    banks know that to survive they need lend money which is why the interest rate is what it was, to entice people and make the un-deciders trust the banks and take the plunge to get a mortgage and home loan.

  2. raymundo
    March 11th, 2010 at 16:15 | #2

    Spanish lenders are “reportedly” lending once more:

    http://www.elpais.com/articulo/economia/banca/reabre/grifo/credito/compradores/vivienda/elpepieco/20100125elpepieco_2/Tes (http://www NULL.elpais NULL.com/articulo/economia/banca/reabre/grifo/credito/compradores/vivienda/elpepieco/20100125elpepieco_2/Tes)

    If I were a cynic I would think the above is related to the ECB’s move signalling the times for borrowing at 1% are well and truly over for Spanish lenders. Money which they in turn lend at 3% min to borrowers.

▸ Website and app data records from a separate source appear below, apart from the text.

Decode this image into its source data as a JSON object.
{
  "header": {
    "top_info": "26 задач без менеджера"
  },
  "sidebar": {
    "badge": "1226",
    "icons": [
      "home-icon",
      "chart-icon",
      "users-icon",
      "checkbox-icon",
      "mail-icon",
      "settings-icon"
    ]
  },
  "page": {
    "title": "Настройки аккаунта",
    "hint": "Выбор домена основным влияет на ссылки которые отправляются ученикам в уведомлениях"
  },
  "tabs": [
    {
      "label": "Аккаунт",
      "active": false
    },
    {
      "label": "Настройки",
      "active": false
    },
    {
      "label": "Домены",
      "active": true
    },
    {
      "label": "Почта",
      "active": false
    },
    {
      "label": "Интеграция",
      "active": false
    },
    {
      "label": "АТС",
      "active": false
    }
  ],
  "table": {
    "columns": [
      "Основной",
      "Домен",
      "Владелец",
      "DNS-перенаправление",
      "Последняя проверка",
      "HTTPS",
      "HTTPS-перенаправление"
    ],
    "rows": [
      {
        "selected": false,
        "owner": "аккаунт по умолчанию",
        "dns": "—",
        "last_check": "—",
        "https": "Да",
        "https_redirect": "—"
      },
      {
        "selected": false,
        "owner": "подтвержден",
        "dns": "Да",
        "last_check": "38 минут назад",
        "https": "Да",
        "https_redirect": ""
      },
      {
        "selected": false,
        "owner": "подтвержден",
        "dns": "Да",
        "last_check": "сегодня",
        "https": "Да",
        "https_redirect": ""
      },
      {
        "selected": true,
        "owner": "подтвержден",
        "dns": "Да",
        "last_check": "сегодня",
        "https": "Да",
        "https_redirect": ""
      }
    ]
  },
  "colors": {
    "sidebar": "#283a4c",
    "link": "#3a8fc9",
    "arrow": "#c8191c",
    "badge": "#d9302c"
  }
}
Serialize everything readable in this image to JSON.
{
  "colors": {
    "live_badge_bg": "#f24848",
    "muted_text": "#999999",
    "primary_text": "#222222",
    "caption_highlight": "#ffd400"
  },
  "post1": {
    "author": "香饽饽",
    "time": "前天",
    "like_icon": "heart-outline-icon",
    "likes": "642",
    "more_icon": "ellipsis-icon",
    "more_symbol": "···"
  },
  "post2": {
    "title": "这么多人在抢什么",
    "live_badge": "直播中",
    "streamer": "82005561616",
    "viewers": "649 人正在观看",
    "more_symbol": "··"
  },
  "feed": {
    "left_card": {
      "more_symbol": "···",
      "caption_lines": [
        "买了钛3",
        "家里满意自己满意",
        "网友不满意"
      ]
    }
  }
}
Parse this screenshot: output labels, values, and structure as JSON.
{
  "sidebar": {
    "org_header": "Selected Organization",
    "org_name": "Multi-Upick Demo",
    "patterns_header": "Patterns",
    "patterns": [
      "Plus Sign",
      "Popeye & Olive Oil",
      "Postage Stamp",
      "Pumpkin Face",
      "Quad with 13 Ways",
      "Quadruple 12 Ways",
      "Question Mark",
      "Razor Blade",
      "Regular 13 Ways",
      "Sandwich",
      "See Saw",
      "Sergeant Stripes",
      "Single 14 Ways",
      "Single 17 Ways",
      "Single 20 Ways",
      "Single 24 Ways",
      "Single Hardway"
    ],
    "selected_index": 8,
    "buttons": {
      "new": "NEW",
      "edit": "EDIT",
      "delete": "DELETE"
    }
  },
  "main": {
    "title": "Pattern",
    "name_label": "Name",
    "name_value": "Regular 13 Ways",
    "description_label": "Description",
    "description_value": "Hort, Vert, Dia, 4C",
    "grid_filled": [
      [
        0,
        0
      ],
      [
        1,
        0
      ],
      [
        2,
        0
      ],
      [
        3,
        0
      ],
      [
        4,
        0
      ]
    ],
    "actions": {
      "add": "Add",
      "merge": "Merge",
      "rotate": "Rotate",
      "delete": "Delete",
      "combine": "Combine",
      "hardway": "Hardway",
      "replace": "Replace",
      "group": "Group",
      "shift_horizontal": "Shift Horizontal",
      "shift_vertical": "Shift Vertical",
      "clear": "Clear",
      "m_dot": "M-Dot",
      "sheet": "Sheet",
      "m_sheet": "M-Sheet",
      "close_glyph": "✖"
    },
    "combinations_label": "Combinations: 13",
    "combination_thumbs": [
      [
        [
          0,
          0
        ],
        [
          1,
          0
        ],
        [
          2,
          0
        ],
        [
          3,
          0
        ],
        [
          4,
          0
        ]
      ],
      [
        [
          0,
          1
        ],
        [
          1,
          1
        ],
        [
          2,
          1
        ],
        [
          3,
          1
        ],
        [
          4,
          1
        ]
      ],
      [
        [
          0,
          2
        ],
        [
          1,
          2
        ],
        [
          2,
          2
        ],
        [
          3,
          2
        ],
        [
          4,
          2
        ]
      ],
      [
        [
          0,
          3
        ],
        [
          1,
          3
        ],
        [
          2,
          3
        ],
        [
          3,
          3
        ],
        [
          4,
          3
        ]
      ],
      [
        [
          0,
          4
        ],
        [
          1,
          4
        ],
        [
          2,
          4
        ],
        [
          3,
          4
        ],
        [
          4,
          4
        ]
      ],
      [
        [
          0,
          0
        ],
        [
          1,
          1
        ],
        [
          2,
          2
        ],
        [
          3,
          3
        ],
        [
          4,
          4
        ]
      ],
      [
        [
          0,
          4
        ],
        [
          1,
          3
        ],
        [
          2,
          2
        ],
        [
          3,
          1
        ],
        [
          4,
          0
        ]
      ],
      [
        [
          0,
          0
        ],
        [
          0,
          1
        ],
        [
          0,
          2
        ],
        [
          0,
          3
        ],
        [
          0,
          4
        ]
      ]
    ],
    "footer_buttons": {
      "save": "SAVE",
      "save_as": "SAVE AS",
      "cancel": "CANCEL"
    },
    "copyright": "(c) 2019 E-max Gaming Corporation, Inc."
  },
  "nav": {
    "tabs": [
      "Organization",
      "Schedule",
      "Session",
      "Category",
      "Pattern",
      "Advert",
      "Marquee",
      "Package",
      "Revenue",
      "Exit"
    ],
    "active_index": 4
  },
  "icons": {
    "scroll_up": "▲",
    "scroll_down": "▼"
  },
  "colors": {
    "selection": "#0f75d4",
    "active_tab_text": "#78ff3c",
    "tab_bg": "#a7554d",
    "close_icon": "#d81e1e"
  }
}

    You really couldn’t make it up; the perfect legal way to make money 100% safely with a lovely 2% spread on zillions. Now that the cheap money is over, lenders will have to lend once more (core business) less they want to see their margin revenues taking a substantial hit. They already have enough this year with the mandatory legal provision allocation on depreciating assets over a year which has been upped by the BoS.